Boulevard Park in Bellingham, Washington was again Si’ Selechem, its historic name. Coast Salish canoes once again landed on her shores. Languages familiar to the ancestors were spoken, and songs familiar to the ancestors were sung. Smoked salmon scented the air.
Coast Salish and non-Native communities worked together to present the fourth annual Coast Salish Day on July 9, a celebration of the traditional culture of this place, which is within the Lummi Nation’s historic territory.
Canoes from Lummi, Nooksack, Samish, Swinomish and Quinault were welcomed. Local, state and federal officials offered welcoming remarks. There were artists, learning booths, and traditional foods. Canoe rides were offered as a fundraiser for the Canoe Journey, an annual gathering of Northwest indigenous nations.
Jonah Ballew, 13, of the Lummi Nation told in story and song about how the Coast Salish people survived the Great Flood. Marilyn Bard, Quinault, and Duwamish Chairwoman Cecile Hansen shared memories of the Paddle to Seattle in 1989, which spawned the modern Canoe Journey. Lummi violinist Swil Kanim and Yaqui flutist Peter Ali performed. The Unangax Inuit Dancers shared some of their traditional dances.
Pete Kremen, chief executive of Whatcom County, called the day “a celebration of canoes that have landed here for centuries and will land here for centuries to come.” Bellingham Mayor Dan Pike said he hoped the intercultural collaboration that went into presenting the day was a sign “we are bringing back the relationship that we haven’t always honored properly.”
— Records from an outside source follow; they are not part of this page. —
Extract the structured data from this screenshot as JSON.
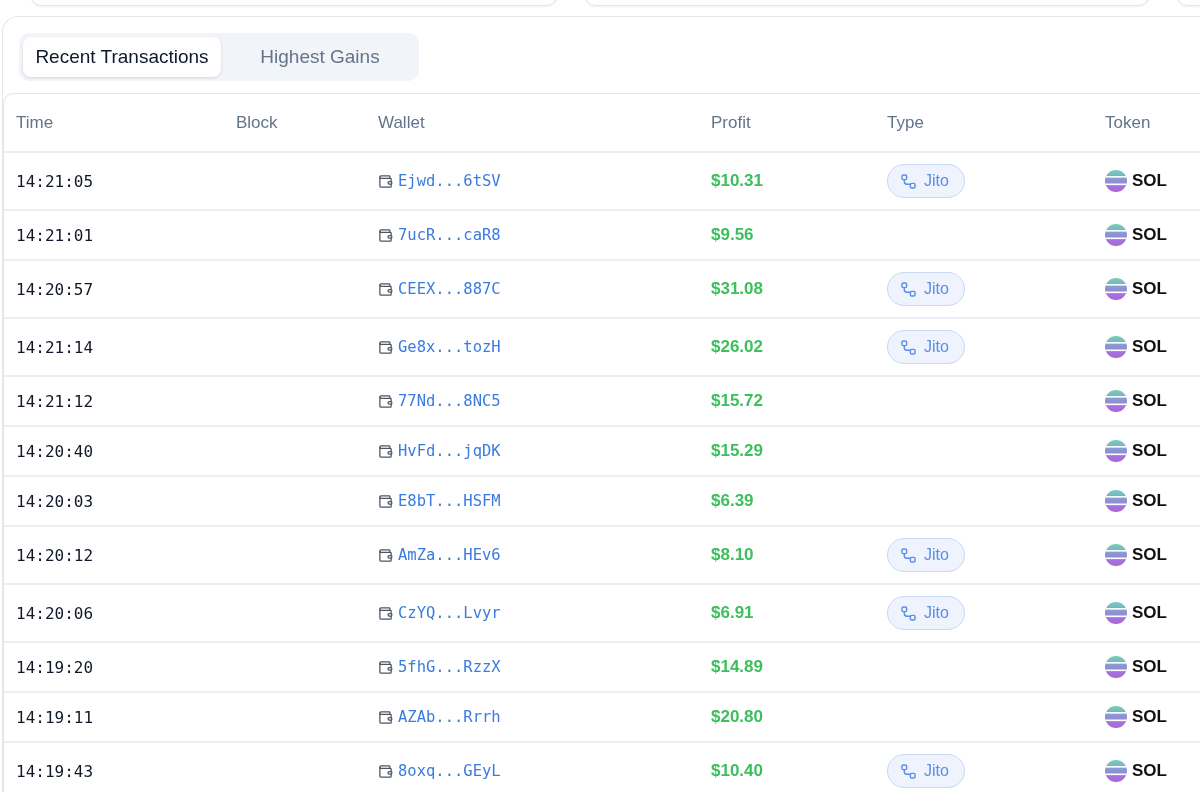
{
  "tabs": [
    {
      "label": "Recent Transactions",
      "selected": true
    },
    {
      "label": "Highest Gains",
      "selected": false
    }
  ],
  "table": {
    "columns": [
      "Time",
      "Block",
      "Wallet",
      "Profit",
      "Type",
      "Token"
    ],
    "rows": [
      {
        "time": "14:21:05",
        "wallet": "Ejwd...6tSV",
        "profit": "$10.31",
        "type": "Jito",
        "token": "SOL"
      },
      {
        "time": "14:21:01",
        "wallet": "7ucR...caR8",
        "profit": "$9.56",
        "token": "SOL"
      },
      {
        "time": "14:20:57",
        "wallet": "CEEX...887C",
        "profit": "$31.08",
        "type": "Jito",
        "token": "SOL"
      },
      {
        "time": "14:21:14",
        "wallet": "Ge8x...tozH",
        "profit": "$26.02",
        "type": "Jito",
        "token": "SOL"
      },
      {
        "time": "14:21:12",
        "wallet": "77Nd...8NC5",
        "profit": "$15.72",
        "token": "SOL"
      },
      {
        "time": "14:20:40",
        "wallet": "HvFd...jqDK",
        "profit": "$15.29",
        "token": "SOL"
      },
      {
        "time": "14:20:03",
        "wallet": "E8bT...HSFM",
        "profit": "$6.39",
        "token": "SOL"
      },
      {
        "time": "14:20:12",
        "wallet": "AmZa...HEv6",
        "profit": "$8.10",
        "type": "Jito",
        "token": "SOL"
      },
      {
        "time": "14:20:06",
        "wallet": "CzYQ...Lvyr",
        "profit": "$6.91",
        "type": "Jito",
        "token": "SOL"
      },
      {
        "time": "14:19:20",
        "wallet": "5fhG...RzzX",
        "profit": "$14.89",
        "token": "SOL"
      },
      {
        "time": "14:19:11",
        "wallet": "AZAb...Rrrh",
        "profit": "$20.80",
        "token": "SOL"
      },
      {
        "time": "14:19:43",
        "wallet": "8oxq...GEyL",
        "profit": "$10.40",
        "type": "Jito",
        "token": "SOL"
      }
    ]
  }
}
James “Smitty” Hillaire, Lummi Nation cultural director, said, “We are the nation that has always been willing to share what we have. We are so proud to have this happen in our traditional land.”